Anthropology 136e Digital Documentation and Representation in Archaeology: Managing Cultural Heritage
Instructors: Professor Ruth Tringham (Anthropology), Dr. Michael Ashley (CIO~CDS)
Instruction: 6 weeks, 4 units course, T, Th, 9-12, 1-4
Place: Multimedia Authoring Center (MACTiA|West) of the San Francisco Presidio Archaeology Lab.
Note: This course satisfies the methods requirement for the Anthropology major
Websites: Public website for the course
This course is about understanding what it takes to steward cultural heritage on a local and global scale. Cultural heritage in this case includes natural/cultural, historic/prehistoric, tangible/intangible places: standing and buried buildings, landscapes, neighborhoods, cities, communities – anything which is of significance for the present population enough for someone to take steps to managing its conservation, preservation and accessibility to the public.

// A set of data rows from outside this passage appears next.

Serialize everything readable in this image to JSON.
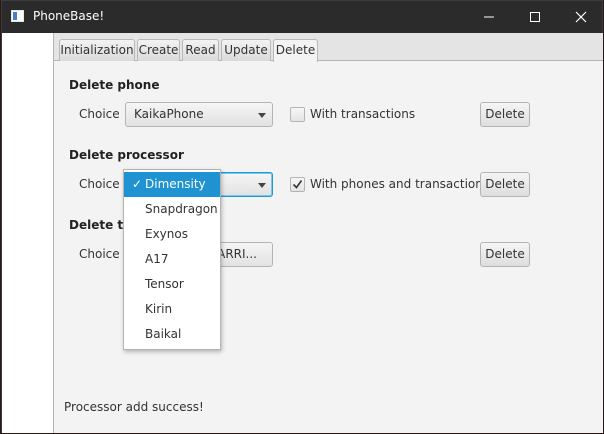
{
  "window": {
    "title": "PhoneBase!"
  },
  "tabs": [
    {
      "label": "Initialization"
    },
    {
      "label": "Create"
    },
    {
      "label": "Read"
    },
    {
      "label": "Update"
    },
    {
      "label": "Delete",
      "active": true
    }
  ],
  "delete_phone": {
    "title": "Delete phone",
    "choice_label": "Choice",
    "selected": "KaikaPhone",
    "checkbox_label": "With transactions",
    "checkbox_checked": false,
    "button": "Delete"
  },
  "delete_processor": {
    "title": "Delete processor",
    "choice_label": "Choice",
    "selected": "Dimensity",
    "checkbox_label": "With phones and transaction",
    "checkbox_checked": true,
    "button": "Delete",
    "options": [
      "Dimensity",
      "Snapdragon",
      "Exynos",
      "A17",
      "Tensor",
      "Kirin",
      "Baikal"
    ],
    "check_mark": "✓"
  },
  "delete_transaction": {
    "title_visible": "Delete tra",
    "choice_label": "Choice",
    "selected_partial": "_ARRI...",
    "button": "Delete"
  },
  "status": "Processor add success!",
  "colors": {
    "accent": "#1f93d1",
    "titlebar": "#2b2b2b"
  }
}
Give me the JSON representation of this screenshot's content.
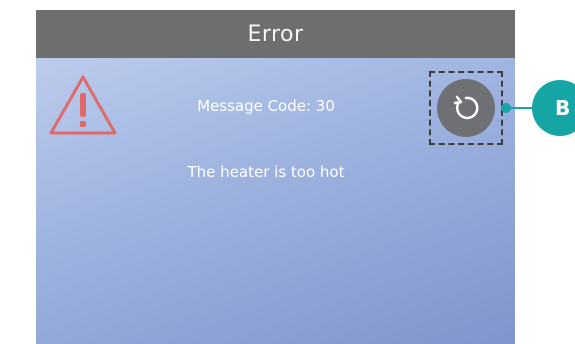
{
  "screen": {
    "title": "Error",
    "message_code": "Message Code: 30",
    "message_text": "The heater is too hot",
    "warning_icon": "warning-triangle-icon",
    "reset_icon": "refresh-icon"
  },
  "callout": {
    "label": "B"
  },
  "colors": {
    "title_bar": "#6e6e6e",
    "warning": "#e06a6a",
    "callout": "#15a5a4",
    "reset_button": "#6f7073"
  }
}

The course guides students through the process of cultural heritage management. The first part comprises research, case studies, initial planning and team formation. The second part focuses on a digital documentation strategy for collecting, processing and cataloging a variety of different digital media and sources, including photography, 3D laser scanning, videography, oral histories, archival research, field planning, and archaeological survey.
In the third part of the course students will learn to integrate these digital media into a dataset that holistically describes the place, as well as critical analysis of how site management in conducted in the ‘real world’. We will explore various mechanisms for the representation of this information with particular focus on the use of new media as a basis for constructing narratives that imbue multiple perspectives on the heritage sites.
In the fourth and final part of the course, students learn to take these data and their narratives and apply them to the formation of a site management plan (SMP) that could fulfill standards requirements from professional organizations such as ICOMOS, UNESCO, the World Monument Fund and other international / national / local governances. The challenge for the course team is to create a compelling, inclusive SMP that could ultimately be put into practice.
Fort Winfield Scott
The main requirement for the course is participation as a member of a team to create the site management plan for the historic site of Fort Winfield Scott at the San Francisco Presidio. The project builds on the research being done earlier in 2007 by UC Berkeley interns working in collaboration with CyArk (http://www.archive.cyark.org) in preparation for a workshop at the 10th Anniversary Symposium of US/ICOMOS (International Council on Monuments and Sites) to be held in April 2007 at the SF Presidio: http://www.icomos.org/usicomos/ ).
Students will work as a single production team to develop and implement a digital documentation strategy to comprehensively record Fort Winfield Scott. Each student will have her/his unique role on the team and will go in-depth into a particular digital recording methodology. All students, however, will learn the pros and cons of the different strategies. The work day will be divided between seminar discussion on theoretical and comparative studies of heritage management, discussions and brainstorming on the project in the lab, and project fieldwork.
Lab Fees: A $50 lab fee is charged to support the heavy use of the MACTiA facilities.